## Work instruction:
The response should be an exact repetition of all the entries.

## Dataset records:
'''
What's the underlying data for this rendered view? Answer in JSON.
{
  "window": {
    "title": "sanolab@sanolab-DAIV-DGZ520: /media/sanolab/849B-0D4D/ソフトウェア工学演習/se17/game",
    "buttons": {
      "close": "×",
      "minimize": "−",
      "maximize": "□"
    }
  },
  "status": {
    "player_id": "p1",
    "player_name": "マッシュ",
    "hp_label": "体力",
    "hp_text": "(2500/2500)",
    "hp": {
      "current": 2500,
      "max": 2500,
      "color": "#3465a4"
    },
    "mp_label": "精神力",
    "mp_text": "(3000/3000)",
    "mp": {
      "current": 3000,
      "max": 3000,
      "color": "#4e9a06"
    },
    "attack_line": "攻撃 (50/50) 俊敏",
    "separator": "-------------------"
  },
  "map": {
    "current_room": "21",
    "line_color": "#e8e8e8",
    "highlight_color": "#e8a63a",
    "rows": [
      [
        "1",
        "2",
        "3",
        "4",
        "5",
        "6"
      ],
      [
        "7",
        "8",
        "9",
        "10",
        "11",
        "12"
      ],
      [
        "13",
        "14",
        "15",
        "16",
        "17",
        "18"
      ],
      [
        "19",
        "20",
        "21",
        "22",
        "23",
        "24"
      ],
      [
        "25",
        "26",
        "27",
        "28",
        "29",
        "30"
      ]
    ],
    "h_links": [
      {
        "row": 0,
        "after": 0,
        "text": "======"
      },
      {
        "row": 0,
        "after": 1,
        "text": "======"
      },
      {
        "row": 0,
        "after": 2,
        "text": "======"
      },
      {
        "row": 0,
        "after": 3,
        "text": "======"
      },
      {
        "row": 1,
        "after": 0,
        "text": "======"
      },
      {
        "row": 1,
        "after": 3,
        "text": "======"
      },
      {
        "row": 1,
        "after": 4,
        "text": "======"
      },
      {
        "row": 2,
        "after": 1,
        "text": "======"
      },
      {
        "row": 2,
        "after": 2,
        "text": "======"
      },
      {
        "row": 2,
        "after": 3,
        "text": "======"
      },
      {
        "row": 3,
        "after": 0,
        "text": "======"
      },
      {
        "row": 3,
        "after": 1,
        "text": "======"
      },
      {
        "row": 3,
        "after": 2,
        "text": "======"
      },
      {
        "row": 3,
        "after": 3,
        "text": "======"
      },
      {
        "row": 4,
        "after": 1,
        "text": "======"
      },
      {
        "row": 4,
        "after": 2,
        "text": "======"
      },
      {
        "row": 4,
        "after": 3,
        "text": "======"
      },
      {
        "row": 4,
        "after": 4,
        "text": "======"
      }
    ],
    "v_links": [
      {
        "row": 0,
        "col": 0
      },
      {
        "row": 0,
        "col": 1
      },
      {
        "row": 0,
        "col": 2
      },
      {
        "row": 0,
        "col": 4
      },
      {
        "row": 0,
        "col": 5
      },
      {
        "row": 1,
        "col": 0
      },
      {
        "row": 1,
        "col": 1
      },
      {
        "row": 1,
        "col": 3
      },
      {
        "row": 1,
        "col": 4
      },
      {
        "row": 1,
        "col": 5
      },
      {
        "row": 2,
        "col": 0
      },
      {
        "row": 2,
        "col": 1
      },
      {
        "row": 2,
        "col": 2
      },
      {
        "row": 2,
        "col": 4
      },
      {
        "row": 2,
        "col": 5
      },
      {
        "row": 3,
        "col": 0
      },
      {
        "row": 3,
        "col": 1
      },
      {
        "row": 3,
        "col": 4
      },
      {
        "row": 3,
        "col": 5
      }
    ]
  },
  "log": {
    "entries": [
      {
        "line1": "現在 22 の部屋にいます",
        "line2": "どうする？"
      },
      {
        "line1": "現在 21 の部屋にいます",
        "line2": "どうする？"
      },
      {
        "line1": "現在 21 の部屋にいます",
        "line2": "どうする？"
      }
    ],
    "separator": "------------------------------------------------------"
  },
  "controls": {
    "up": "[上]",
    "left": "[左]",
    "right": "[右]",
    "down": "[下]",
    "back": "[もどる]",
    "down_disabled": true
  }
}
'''
## Task answer:
What's the underlying data for this rendered view? Answer in JSON.
{
  "window": {
    "title": "sanolab@sanolab-DAIV-DGZ520: /media/sanolab/849B-0D4D/ソフトウェア工学演習/se17/game",
    "buttons": {
      "close": "×",
      "minimize": "−",
      "maximize": "□"
    }
  },
  "status": {
    "player_id": "p1",
    "player_name": "マッシュ",
    "hp_label": "体力",
    "hp_text": "(2500/2500)",
    "hp": {
      "current": 2500,
      "max": 2500,
      "color": "#3465a4"
    },
    "mp_label": "精神力",
    "mp_text": "(3000/3000)",
    "mp": {
      "current": 3000,
      "max": 3000,
      "color": "#4e9a06"
    },
    "attack_line": "攻撃 (50/50) 俊敏",
    "separator": "-------------------"
  },
  "map": {
    "current_room": "21",
    "line_color": "#e8e8e8",
    "highlight_color": "#e8a63a",
    "rows": [
      [
        "1",
        "2",
        "3",
        "4",
        "5",
        "6"
      ],
      [
        "7",
        "8",
        "9",
        "10",
        "11",
        "12"
      ],
      [
        "13",
        "14",
        "15",
        "16",
        "17",
        "18"
      ],
      [
        "19",
        "20",
        "21",
        "22",
        "23",
        "24"
      ],
      [
        "25",
        "26",
        "27",
        "28",
        "29",
        "30"
      ]
    ],
    "h_links": [
      {
        "row": 0,
        "after": 0,
        "text": "======"
      },
      {
        "row": 0,
        "after": 1,
        "text": "======"
      },
      {
        "row": 0,
        "after": 2,
        "text": "======"
      },
      {
        "row": 0,
        "after": 3,
        "text": "======"
      },
      {
        "row": 1,
        "after": 0,
        "text": "======"
      },
      {
        "row": 1,
        "after": 3,
        "text": "======"
      },
      {
        "row": 1,
        "after": 4,
        "text": "======"
      },
      {
        "row": 2,
        "after": 1,
        "text": "======"
      },
      {
        "row": 2,
        "after": 2,
        "text": "======"
      },
      {
        "row": 2,
        "after": 3,
        "text": "======"
      },
      {
        "row": 3,
        "after": 0,
        "text": "======"
      },
      {
        "row": 3,
        "after": 1,
        "text": "======"
      },
      {
        "row": 3,
        "after": 2,
        "text": "======"
      },
      {
        "row": 3,
        "after": 3,
        "text": "======"
      },
      {
        "row": 4,
        "after": 1,
        "text": "======"
      },
      {
        "row": 4,
        "after": 2,
        "text": "======"
      },
      {
        "row": 4,
        "after": 3,
        "text": "======"
      },
      {
        "row": 4,
        "after": 4,
        "text": "======"
      }
    ],
    "v_links": [
      {
        "row": 0,
        "col": 0
      },
      {
        "row": 0,
        "col": 1
      },
      {
        "row": 0,
        "col": 2
      },
      {
        "row": 0,
        "col": 4
      },
      {
        "row": 0,
        "col": 5
      },
      {
        "row": 1,
        "col": 0
      },
      {
        "row": 1,
        "col": 1
      },
      {
        "row": 1,
        "col": 3
      },
      {
        "row": 1,
        "col": 4
      },
      {
        "row": 1,
        "col": 5
      },
      {
        "row": 2,
        "col": 0
      },
      {
        "row": 2,
        "col": 1
      },
      {
        "row": 2,
        "col": 2
      },
      {
        "row": 2,
        "col": 4
      },
      {
        "row": 2,
        "col": 5
      },
      {
        "row": 3,
        "col": 0
      },
      {
        "row": 3,
        "col": 1
      },
      {
        "row": 3,
        "col": 4
      },
      {
        "row": 3,
        "col": 5
      }
    ]
  },
  "log": {
    "entries": [
      {
        "line1": "現在 22 の部屋にいます",
        "line2": "どうする？"
      },
      {
        "line1": "現在 21 の部屋にいます",
        "line2": "どうする？"
      },
      {
        "line1": "現在 21 の部屋にいます",
        "line2": "どうする？"
      }
    ],
    "separator": "------------------------------------------------------"
  },
  "controls": {
    "up": "[上]",
    "left": "[左]",
    "right": "[右]",
    "down": "[下]",
    "back": "[もどる]",
    "down_disabled": true
  }
}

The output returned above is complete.